Exercise: What is the number of lines in these entries that contain "Cookies"? State it alone.

Component data from apps and pages:
________

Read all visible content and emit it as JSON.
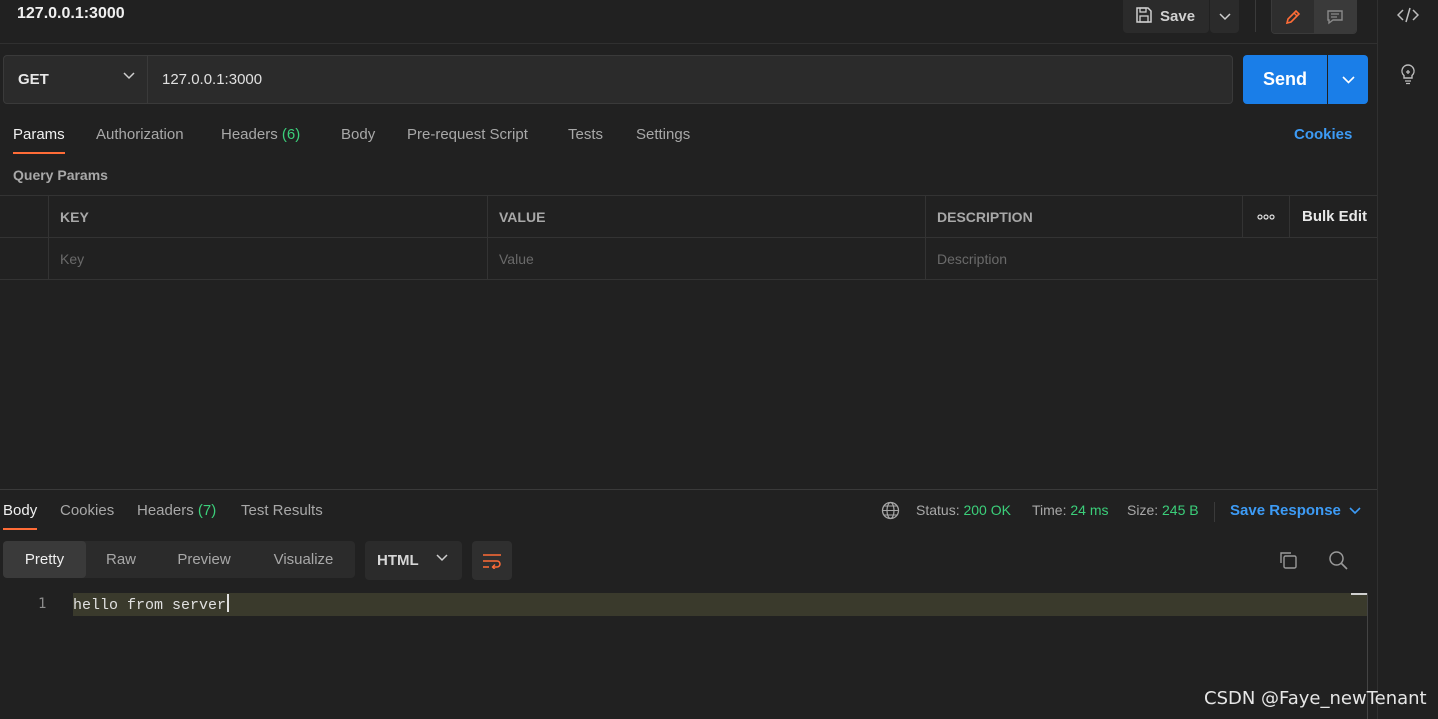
{
  "request": {
    "title": "127.0.0.1:3000",
    "method": "GET",
    "url": "127.0.0.1:3000"
  },
  "toolbar": {
    "save_label": "Save",
    "send_label": "Send"
  },
  "request_tabs": [
    {
      "label": "Params",
      "count": ""
    },
    {
      "label": "Authorization",
      "count": ""
    },
    {
      "label": "Headers",
      "count": "(6)"
    },
    {
      "label": "Body",
      "count": ""
    },
    {
      "label": "Pre-request Script",
      "count": ""
    },
    {
      "label": "Tests",
      "count": ""
    },
    {
      "label": "Settings",
      "count": ""
    }
  ],
  "cookies_link": "Cookies",
  "query_params": {
    "section_label": "Query Params",
    "columns": [
      "KEY",
      "VALUE",
      "DESCRIPTION"
    ],
    "bulk_edit_label": "Bulk Edit",
    "placeholders": {
      "key": "Key",
      "value": "Value",
      "description": "Description"
    }
  },
  "response": {
    "tabs": [
      {
        "label": "Body",
        "count": ""
      },
      {
        "label": "Cookies",
        "count": ""
      },
      {
        "label": "Headers",
        "count": "(7)"
      },
      {
        "label": "Test Results",
        "count": ""
      }
    ],
    "status_label": "Status:",
    "status_value": "200 OK",
    "time_label": "Time:",
    "time_value": "24 ms",
    "size_label": "Size:",
    "size_value": "245 B",
    "save_response_label": "Save Response",
    "view_modes": [
      "Pretty",
      "Raw",
      "Preview",
      "Visualize"
    ],
    "format": "HTML",
    "lines": [
      {
        "number": "1",
        "text": "hello from server"
      }
    ]
  },
  "watermark": "CSDN @Faye_newTenant",
  "colors": {
    "accent": "#1a7ee8",
    "active_tab": "#ff6c37",
    "success": "#3bcf7a",
    "link": "#3d9bf5"
  }
}
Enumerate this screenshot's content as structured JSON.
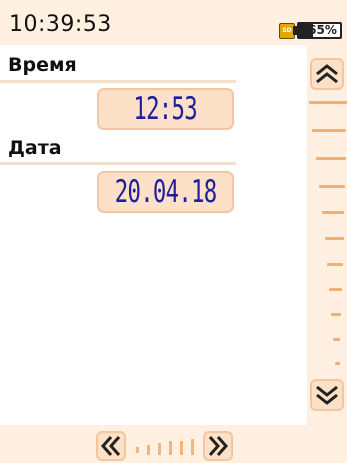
{
  "status_bar": {
    "time": "10:39:53",
    "sd_icon": "sd-card-icon",
    "battery_percent": 65,
    "battery_label": "65%"
  },
  "main": {
    "time_label": "Время",
    "time_value": "12:53",
    "date_label": "Дата",
    "date_value": "20.04.18"
  },
  "scrollbar": {
    "up_icon": "double-chevron-up-icon",
    "down_icon": "double-chevron-down-icon"
  },
  "pager": {
    "prev_icon": "double-chevron-left-icon",
    "next_icon": "double-chevron-right-icon"
  },
  "colors": {
    "background": "#fff0e2",
    "value_box": "#fde0c8",
    "value_text": "#1f1f9c",
    "accent": "#f3ae70"
  }
}
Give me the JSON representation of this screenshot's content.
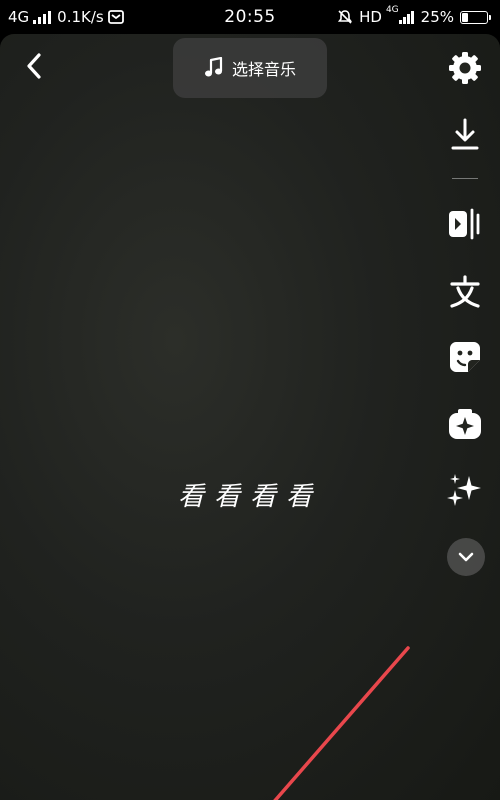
{
  "status_bar": {
    "network": "4G",
    "speed": "0.1K/s",
    "time": "20:55",
    "hd_label": "HD",
    "network_right": "4G",
    "battery": "25%",
    "battery_level": 0.25
  },
  "music": {
    "label": "选择音乐",
    "icon": "music-note-icon"
  },
  "toolbar": {
    "icons": [
      "gear-icon",
      "download-icon",
      "flip-icon",
      "text-icon",
      "sticker-icon",
      "effects-icon",
      "sparkle-icon",
      "chevron-down-icon"
    ]
  },
  "caption": {
    "text": "看看看看"
  },
  "colors": {
    "accent_line": "#e8474c",
    "background": "#1f211d"
  }
}
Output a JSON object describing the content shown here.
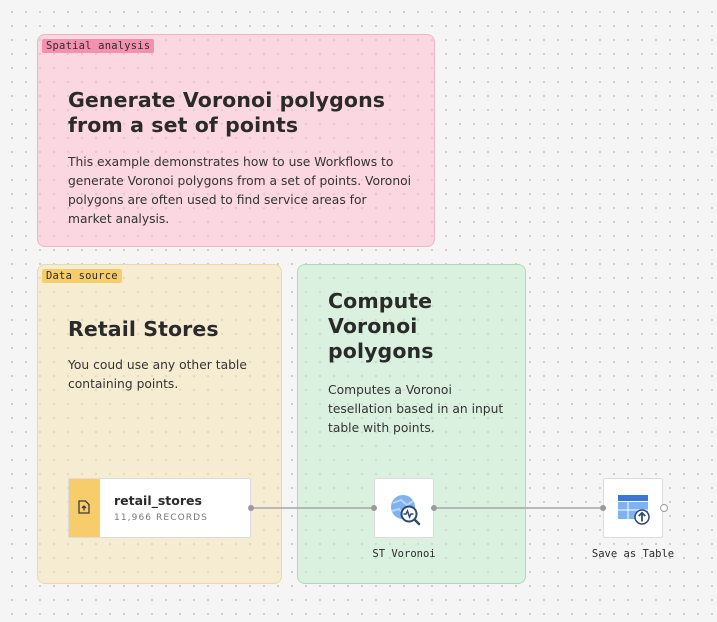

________

Exercise result: 2